> WORK REQUIRED
Count the lines below that contain the word "name", and give only that number.

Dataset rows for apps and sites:
____
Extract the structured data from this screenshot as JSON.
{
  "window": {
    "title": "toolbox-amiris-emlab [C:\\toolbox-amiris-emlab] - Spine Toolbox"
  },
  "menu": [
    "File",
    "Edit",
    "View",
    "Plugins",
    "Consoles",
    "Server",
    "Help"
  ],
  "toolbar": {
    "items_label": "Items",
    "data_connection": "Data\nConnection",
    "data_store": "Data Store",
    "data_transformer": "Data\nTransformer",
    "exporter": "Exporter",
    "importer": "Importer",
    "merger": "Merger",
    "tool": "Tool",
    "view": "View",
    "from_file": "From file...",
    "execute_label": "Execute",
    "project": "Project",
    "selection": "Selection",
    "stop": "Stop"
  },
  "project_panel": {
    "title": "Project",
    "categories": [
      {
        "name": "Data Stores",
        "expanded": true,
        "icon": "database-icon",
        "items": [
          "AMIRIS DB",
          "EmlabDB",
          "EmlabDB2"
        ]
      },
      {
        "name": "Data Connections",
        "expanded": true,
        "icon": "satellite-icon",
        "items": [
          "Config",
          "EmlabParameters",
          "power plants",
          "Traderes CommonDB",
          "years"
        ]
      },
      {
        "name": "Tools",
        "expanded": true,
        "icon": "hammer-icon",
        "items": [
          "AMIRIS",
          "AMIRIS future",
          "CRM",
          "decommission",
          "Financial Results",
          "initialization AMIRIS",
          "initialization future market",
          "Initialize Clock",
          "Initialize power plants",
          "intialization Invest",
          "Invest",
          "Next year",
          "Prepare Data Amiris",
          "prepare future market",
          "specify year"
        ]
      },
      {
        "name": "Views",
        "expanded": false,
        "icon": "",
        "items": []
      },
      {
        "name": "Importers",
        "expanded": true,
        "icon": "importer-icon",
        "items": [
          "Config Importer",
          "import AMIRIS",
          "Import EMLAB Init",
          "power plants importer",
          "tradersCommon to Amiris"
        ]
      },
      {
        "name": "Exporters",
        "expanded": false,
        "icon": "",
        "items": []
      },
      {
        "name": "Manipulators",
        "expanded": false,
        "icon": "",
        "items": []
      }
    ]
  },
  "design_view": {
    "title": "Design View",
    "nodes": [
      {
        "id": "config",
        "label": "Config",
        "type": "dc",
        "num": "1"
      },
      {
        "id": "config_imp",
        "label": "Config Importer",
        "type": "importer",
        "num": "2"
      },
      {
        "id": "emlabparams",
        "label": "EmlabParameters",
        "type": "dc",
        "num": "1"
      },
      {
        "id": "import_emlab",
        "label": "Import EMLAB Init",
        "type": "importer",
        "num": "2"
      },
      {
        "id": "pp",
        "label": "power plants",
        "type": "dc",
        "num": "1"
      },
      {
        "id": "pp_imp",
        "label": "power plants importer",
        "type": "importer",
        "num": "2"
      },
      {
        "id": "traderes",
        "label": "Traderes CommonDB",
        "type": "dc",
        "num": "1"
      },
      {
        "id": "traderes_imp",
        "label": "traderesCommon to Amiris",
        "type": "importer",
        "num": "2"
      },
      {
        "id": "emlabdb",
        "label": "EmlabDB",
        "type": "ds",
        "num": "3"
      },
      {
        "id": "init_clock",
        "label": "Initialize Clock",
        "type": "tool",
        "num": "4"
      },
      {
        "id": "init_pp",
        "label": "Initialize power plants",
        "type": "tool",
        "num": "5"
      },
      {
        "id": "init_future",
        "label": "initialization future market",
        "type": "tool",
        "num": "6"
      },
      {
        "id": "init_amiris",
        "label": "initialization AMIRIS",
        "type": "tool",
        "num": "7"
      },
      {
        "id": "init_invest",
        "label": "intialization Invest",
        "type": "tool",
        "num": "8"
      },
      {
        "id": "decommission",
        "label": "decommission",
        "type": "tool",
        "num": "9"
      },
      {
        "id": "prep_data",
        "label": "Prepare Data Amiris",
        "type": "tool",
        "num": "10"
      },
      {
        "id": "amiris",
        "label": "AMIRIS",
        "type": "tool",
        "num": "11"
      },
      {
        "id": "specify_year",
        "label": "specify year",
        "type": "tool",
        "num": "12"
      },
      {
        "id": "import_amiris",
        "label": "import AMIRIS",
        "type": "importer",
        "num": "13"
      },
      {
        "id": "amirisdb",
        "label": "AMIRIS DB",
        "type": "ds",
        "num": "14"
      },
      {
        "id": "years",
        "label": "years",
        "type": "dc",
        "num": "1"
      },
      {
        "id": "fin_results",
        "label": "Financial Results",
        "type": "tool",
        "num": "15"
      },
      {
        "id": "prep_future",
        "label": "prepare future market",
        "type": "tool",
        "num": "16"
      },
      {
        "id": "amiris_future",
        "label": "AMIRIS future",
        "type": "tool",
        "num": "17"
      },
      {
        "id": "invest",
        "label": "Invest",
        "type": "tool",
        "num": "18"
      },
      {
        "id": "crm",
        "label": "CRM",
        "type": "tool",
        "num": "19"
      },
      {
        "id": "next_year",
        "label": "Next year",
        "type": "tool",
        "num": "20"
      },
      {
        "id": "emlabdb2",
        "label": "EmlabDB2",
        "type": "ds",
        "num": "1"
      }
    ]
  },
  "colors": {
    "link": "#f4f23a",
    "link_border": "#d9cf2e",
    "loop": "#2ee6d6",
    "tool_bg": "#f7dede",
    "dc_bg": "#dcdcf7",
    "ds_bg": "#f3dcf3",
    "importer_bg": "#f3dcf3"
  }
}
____
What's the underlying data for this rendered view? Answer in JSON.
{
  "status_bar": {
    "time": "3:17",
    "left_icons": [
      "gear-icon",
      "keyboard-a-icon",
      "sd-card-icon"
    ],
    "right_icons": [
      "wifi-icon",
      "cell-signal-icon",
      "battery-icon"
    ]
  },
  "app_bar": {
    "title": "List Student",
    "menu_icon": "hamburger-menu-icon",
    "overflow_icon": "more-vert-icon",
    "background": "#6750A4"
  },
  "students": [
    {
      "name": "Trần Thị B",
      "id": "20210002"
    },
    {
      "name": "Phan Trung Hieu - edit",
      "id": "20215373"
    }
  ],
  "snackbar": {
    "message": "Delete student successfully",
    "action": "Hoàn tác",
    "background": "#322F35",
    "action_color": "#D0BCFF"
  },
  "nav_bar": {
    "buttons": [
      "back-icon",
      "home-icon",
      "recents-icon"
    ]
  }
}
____
> ANSWER SPACE
9